Task goal —
In the lines below, the string "icon" may appear; say how many lines hold it and give nothing more.

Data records
---------------

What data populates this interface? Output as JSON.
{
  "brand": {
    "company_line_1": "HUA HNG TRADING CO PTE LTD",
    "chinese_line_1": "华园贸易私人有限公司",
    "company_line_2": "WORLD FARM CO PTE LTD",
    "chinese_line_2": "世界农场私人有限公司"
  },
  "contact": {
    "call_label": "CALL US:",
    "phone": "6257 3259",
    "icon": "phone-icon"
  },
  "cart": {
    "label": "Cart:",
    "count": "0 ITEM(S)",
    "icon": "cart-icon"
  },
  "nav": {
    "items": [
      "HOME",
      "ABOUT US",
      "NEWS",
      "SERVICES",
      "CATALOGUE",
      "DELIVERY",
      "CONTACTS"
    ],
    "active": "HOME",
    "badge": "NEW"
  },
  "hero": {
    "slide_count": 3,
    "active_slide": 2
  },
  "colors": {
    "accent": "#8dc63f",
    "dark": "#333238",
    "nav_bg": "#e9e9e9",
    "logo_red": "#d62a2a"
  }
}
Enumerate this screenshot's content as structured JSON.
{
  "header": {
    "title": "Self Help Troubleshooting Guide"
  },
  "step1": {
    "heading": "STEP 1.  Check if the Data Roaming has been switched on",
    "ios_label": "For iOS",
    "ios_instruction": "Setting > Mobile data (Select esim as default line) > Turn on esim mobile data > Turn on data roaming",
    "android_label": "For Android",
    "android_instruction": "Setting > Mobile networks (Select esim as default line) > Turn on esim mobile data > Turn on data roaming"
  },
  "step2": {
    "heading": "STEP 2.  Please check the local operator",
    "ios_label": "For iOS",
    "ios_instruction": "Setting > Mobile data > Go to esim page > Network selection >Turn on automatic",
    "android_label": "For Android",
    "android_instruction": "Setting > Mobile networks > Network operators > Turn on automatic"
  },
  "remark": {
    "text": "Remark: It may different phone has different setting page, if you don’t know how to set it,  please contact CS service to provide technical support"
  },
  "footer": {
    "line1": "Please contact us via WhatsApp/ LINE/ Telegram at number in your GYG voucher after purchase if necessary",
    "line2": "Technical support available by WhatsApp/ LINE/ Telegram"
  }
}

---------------

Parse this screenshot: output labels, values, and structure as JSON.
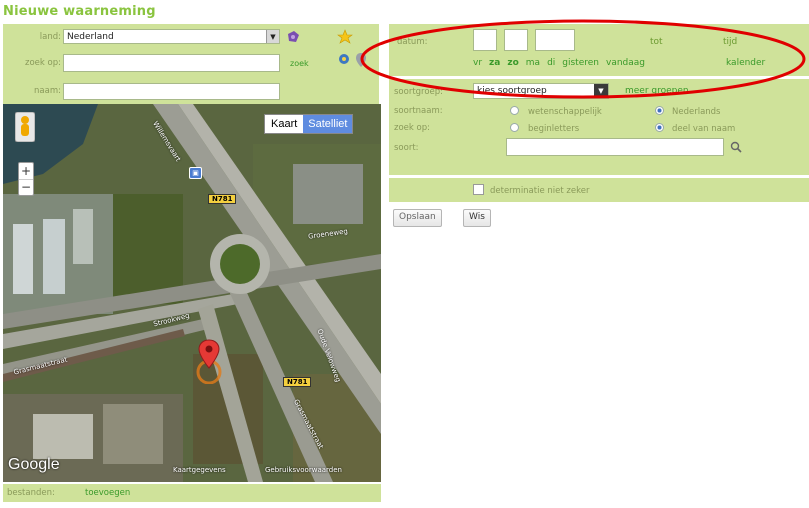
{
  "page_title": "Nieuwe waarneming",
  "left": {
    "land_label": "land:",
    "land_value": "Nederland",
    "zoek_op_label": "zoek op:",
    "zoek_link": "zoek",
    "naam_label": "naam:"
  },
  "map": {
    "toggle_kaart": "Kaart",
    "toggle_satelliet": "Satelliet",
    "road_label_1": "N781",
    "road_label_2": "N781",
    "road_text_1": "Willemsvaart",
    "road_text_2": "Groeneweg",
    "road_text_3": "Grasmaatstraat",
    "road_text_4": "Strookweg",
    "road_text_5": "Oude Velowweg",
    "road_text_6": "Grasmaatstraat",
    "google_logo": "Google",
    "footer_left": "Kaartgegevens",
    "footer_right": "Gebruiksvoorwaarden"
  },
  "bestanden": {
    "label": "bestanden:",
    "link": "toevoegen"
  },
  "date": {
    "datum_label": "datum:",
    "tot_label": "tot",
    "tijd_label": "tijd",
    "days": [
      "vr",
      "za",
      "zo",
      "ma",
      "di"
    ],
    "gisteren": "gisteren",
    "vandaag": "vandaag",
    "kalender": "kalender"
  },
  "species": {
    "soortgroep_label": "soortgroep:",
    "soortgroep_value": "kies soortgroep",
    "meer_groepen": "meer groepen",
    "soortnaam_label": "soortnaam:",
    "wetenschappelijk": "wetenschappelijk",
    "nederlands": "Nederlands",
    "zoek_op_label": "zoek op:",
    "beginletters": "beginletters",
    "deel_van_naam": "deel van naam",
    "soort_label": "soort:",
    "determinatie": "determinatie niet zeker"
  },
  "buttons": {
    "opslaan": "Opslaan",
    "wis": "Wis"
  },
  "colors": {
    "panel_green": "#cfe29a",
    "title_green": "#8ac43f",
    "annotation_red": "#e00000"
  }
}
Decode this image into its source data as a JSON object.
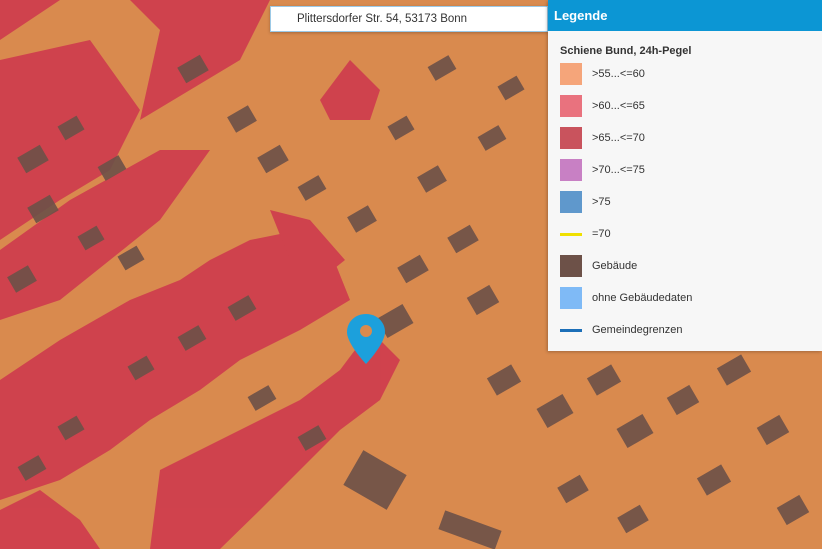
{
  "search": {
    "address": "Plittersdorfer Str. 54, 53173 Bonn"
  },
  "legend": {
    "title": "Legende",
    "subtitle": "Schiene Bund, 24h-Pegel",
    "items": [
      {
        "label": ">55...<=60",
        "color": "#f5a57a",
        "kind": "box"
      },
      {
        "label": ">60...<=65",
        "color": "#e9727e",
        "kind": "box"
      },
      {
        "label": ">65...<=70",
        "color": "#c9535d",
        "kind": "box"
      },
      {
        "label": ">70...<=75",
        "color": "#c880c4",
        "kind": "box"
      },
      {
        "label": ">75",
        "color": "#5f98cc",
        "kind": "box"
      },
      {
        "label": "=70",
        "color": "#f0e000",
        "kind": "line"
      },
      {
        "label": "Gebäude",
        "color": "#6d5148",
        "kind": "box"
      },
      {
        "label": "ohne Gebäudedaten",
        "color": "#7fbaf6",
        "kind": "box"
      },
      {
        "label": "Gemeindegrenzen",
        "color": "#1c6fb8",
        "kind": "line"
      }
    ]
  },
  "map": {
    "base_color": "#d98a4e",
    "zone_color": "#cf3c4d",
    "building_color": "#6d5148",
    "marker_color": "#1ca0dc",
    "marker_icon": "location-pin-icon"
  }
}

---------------

Response —
3